[plt-scheme] build-vector avoids sharing problem
Thanks to John Clements <clements at brinckerhoff.org>, who explained my
error in my discussion of HtDP's discussion of the accumulator-style
version of factorial. I wrote:
BUT: what if we wanted all of the earlier factorials too:
1! 2! 3! ... (n-1)! n!
Then clearly accumulator-style is better, because we calculate all
the earlier factorials along the way to n!
As John pointed out, I'm making 2 errors:
1) the accumulator-style factorial doesn't calculate the prior
factorials.
2) Plain recursion gives a perfectly good function calculating all the
prior factorials.
I'll do (2) first, as it's more important. Here's John's code:
(define (all-prior-factorials n)
(if (= n 1)
(list 1)
(let ([remaining (all-prior-factorials (- n 1))])
(cons (* n (first remaining))
remaining))))
We get this from the simplest considerations of recursion. I found
John's code really surprising, because I was trying to modify existing
factorial code. From simple recursion 101:
We want a function F with F(n) = (n! ... 1!).
The obvious recursion relation is
F(1) = (1)
F(n) = G( F(n-1), n)
where G(l_1 ... l_k), n) = (n*1_1, l_1, ..., l_k)
or in Scheme lingo,
(G lofax n) = (cons (* n (first lofax)) lofax)
That's the simplest kind of recursive function to build, and there are
many examples like this in TLS, and I just bothered to code it up
myself, and I got exactly John's function!
(define (F n)
(if (= n 1)
(list 1)
(let
([lofax (F (sub1 n))])
(cons (* n (first lofax)) lofax))))
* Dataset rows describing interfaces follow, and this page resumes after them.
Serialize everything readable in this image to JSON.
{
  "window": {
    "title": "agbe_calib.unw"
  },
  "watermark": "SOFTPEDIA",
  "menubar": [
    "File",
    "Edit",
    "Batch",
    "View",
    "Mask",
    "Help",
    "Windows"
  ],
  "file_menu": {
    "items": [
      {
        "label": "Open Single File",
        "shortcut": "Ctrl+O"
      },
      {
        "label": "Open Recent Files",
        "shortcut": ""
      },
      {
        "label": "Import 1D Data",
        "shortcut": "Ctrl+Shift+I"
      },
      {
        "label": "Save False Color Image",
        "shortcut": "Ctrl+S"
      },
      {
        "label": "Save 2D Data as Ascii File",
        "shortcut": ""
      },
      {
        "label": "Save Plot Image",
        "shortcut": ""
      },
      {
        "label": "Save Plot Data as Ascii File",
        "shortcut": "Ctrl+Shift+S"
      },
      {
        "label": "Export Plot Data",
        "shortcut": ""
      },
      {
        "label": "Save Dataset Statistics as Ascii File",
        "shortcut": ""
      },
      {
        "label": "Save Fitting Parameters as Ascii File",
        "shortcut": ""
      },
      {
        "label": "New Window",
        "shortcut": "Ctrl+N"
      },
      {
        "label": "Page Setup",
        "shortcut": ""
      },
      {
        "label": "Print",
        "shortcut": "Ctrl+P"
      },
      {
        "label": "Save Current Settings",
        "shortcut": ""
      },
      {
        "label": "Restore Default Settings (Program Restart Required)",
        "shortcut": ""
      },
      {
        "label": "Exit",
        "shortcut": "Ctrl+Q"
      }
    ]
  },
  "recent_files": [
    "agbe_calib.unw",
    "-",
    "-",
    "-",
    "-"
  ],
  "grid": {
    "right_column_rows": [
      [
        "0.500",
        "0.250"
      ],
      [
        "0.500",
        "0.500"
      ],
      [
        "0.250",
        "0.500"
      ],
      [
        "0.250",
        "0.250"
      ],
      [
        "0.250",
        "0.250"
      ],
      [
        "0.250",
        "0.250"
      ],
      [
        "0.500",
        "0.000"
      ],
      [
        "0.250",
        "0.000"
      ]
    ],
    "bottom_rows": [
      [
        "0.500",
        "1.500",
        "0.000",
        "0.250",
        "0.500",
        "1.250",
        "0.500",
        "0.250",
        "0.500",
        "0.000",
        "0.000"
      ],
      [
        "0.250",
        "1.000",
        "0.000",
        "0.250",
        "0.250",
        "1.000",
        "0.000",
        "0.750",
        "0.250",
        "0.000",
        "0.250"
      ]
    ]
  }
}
(F 6) ;=> (720 120 24 6 2 1)
(1) was plain wrong too. I didn't bother to look before posting, but
here's HtDP's accumulator-style factorial, from section 31.3
Transforming Functions into Accumulator-Style:
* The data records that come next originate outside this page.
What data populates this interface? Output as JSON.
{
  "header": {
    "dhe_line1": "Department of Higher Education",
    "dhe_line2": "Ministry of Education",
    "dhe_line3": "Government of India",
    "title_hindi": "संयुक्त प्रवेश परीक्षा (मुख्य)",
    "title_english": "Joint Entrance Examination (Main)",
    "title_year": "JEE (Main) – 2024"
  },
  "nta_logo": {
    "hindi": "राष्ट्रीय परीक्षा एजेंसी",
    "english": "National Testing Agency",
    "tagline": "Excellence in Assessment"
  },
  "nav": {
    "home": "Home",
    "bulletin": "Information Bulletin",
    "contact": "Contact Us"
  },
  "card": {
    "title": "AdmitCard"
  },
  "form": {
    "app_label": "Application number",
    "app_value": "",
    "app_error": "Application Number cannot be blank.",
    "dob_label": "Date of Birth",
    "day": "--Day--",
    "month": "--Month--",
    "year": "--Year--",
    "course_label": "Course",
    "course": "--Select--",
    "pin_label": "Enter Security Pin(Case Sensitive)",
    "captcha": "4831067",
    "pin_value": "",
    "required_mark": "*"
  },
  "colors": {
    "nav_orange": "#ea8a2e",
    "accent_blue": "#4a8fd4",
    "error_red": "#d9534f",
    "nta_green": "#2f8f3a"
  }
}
;; ! : N -> N
;; to compute n · (n - 1) · ... · 2 · 1
(define (! n0)
(local (;; accumulator is the product of all natural numbers in [n0, n)
(define (!-a n accumulator)
(cond
[(zero? n) accumulator]
[else (!-a (sub1 n) (* n accumulator))])))
(!-a n0 1)))
See, I thought it would iteratively construct the numbers in sequence
1, 2!, 3! .... n!
But it doesn't. It construct the number sequence
n, n(n-1), n(n-1)(n-2), .... n!
I was thinking instead of the thinly disguised iteration:
(define (list-prior-factorials n)
(list-prior-factorials-accum n 1 (list 1)))
(define (list-prior-factorials-accum n multiplier lofax)
(if (= n 0)
lofax
(list-prior-factorials-accum
(sub1 n)
(add1 multiplier)
(cons (* multiplier (first lofax))
lofax))))
(list-prior-factorials 6) ; => (720 120 24 6 2 1 1)
And this is my real interest here: I think that's a real kludge. I do
this sorta Scheme coding plenty, and I don't like it. I want to be
more elegant, and John gave me a good tip!
BTW I complained earlier about the colorizing of Check Syntax. But
now I like it a lot! Here's the point:
Advanced Scheme won't let you load files with
(load "filename.scm")
and I think I know why now: Hot Pink!
Function names defined in filename.scm will be colored Hot Pink
because they're treated as unbound variables.
And I thought that was garish. But reading HtDP I noticed no Hot
Pink, and so I looked in Preferences...
Well, now I like Hot Pink! I think it looks fine for the function
names in my earlier files, since they're distinctive names, I know
they're not unbound variables.
And I do think that colorization adds greatly to readability. I was
skipping a lot of lines in order to "see" my file. With colors, I can
get rid of the newlines, and that makes for a different kind of
readability. If a function definition goes on for 6 screenfuls...
I finished my matrix code (homology of the Lambda algebra), at 800+
lines, and it's not pretty, or blindingly fast, but I'm bubbly :)